So the daughter she grew old with, Kim Yong-ja, could not reintroduce her to the one she had not seen in more than 60 years. Kim, 68, could only sob and hand her long-lost sister a framed photograph of Seo, according to South Korean media pool reports.
Kim Yong Sil clasped the photo to her chest and said, “It’s Mom’s photo.”
Dozens of elderly Koreans wept and embraced in a rush of words and emotion Thursday at North Korea’s Diamond Mountain resort, in a rare period of detente between two bitter rivals that were once a single country. The reunions were all the more poignant because the participants will part again in a few days, likely forever.
South Korean TV showed old women in brightly colored traditional hanbok dresses talking and hugging, families trading photographs of relatives who couldn’t attend or had died. Two men in suits and ties wiped away tears, grasped each other by the necks and pressed their foreheads together as cameras flashed. One old man was wheeled in on a stretcher, his head propped on a pillow, a blue blanket wrapped tightly around him.

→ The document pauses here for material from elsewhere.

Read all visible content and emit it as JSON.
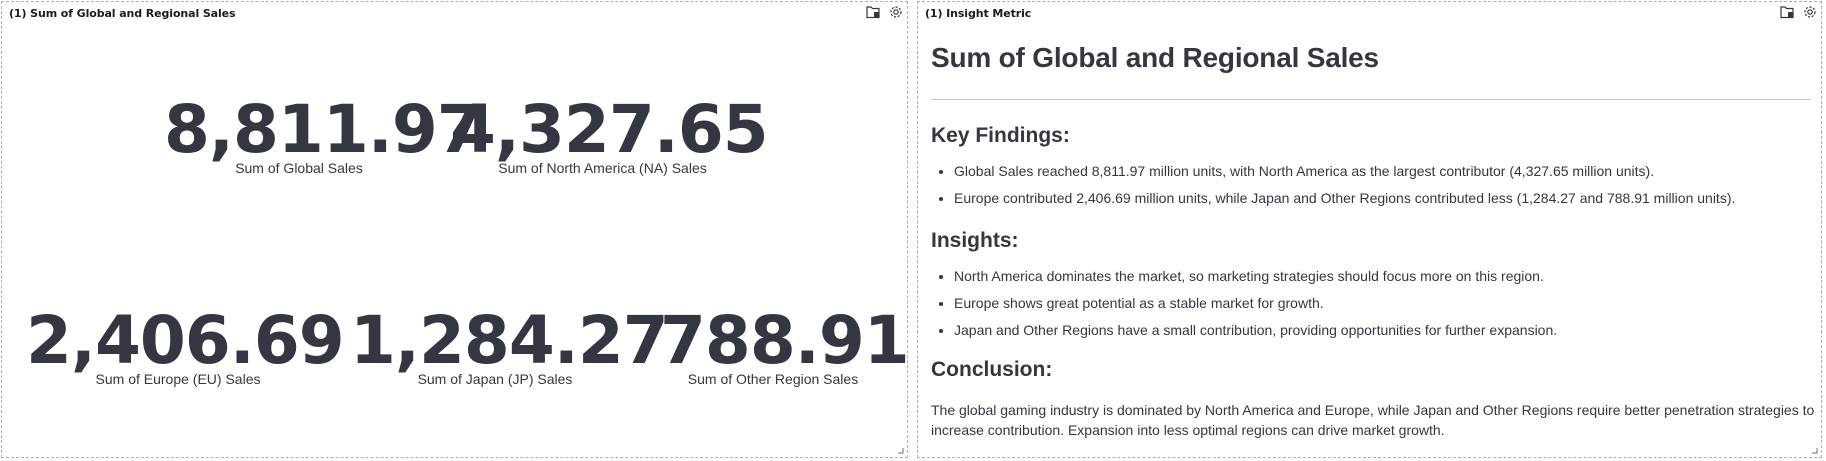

Aging and illness made some reunions bittersweet.
“Sister, why can’t you hear me?” North Korean Ri Jong Sil, 84, asked 87-year-old Lee Young-sil, who has difficulty recognizing people because of Alzheimer’s disease, according to pool reports.

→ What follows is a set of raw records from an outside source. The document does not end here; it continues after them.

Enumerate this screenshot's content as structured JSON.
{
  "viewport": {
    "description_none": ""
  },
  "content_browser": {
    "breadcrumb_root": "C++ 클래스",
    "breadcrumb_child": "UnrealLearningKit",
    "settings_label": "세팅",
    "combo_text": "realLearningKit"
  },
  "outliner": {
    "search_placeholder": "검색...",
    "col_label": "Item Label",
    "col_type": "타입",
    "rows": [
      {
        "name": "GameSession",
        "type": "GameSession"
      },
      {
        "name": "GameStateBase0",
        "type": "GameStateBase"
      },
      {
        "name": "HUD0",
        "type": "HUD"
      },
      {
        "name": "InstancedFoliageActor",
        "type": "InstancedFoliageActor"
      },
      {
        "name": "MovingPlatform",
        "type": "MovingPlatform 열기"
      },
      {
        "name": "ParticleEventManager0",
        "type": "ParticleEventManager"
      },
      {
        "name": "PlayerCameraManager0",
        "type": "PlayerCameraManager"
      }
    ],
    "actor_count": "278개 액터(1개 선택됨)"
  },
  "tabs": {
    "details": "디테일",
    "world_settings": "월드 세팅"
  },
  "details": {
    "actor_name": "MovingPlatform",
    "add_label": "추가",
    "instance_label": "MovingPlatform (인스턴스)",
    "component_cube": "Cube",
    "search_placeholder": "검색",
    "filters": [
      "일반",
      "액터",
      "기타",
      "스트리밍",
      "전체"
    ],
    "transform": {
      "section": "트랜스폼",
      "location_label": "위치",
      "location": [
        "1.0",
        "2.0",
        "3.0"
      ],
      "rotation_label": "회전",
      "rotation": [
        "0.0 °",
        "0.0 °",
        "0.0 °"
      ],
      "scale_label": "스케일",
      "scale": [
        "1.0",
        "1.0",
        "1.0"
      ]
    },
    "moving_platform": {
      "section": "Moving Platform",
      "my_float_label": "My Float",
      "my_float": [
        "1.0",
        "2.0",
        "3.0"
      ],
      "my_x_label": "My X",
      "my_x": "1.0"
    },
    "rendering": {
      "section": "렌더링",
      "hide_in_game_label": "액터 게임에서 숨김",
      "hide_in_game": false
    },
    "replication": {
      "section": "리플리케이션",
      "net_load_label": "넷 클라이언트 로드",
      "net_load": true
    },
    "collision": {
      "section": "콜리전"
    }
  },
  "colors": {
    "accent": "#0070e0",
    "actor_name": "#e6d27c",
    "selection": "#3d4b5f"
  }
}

Tears flowed down Ri’s deeply wrinkled face as Lee’s daughter began sobbing, telling her mother: “Mom, it’s my aunt. It’s my aunt. She’s your sister.”

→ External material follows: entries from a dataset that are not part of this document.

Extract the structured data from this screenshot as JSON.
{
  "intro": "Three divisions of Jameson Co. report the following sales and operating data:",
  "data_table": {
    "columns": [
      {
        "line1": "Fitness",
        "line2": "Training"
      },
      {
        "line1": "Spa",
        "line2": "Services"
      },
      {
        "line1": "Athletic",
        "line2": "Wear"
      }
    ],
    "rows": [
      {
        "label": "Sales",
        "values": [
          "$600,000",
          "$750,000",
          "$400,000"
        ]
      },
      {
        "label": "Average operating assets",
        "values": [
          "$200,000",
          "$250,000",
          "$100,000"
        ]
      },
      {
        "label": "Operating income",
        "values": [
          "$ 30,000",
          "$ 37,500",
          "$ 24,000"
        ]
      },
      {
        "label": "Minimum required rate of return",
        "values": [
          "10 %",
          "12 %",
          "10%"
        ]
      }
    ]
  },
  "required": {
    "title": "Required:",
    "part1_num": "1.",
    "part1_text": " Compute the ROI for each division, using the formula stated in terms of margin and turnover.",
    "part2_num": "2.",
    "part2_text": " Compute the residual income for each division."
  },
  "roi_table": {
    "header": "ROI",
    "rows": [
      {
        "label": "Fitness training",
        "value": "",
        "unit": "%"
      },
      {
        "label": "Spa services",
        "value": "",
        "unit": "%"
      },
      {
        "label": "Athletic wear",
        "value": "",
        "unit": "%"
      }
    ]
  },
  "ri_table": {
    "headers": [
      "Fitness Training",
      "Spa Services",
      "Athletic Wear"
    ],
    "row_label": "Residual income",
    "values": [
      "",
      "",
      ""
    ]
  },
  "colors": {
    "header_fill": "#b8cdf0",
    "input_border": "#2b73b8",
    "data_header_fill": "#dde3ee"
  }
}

The difference in the sisters’ family name is a product of the Korean Peninsula’s division: It’s basically the same family name but each country uses different spelling rules in both Korean and English.
“Mother used to tell me that you would return home and buy me a pair of rubber shoes,” Ri wrote on the paper that he passed to his brother, according to the pool reports.
About 80 South Koreans traveled through falling snow with their families to meet children, brothers, sisters, spouses and other relatives. Seoul had said about 180 North Koreans were expected.
The meetings are a vivid reminder that despite 60 years of animosity, misunderstanding, threats and occasional artillery exchanges, the world’s most heavily armed border divides a single people.
Millions were separated from loved ones by the tumult and bloodshed of the 3-year war that ended in 1953, but few have been reunited. During a previous period of inter-Korean rapprochement, about 22,000 Koreans had brief reunions — 18,000 in person and the others by video. None got a second chance to reunite, Seoul says.
Thursday’s reunions were arranged after impoverished North Korea began calling recently for better ties with South Korea, in what outside analysts say is an attempt to win badly needed foreign investment and aid. The North, however, sent mixed signals by threatening to scrap the reunions to protest annual military drills between Seoul and Washington set to start Monday.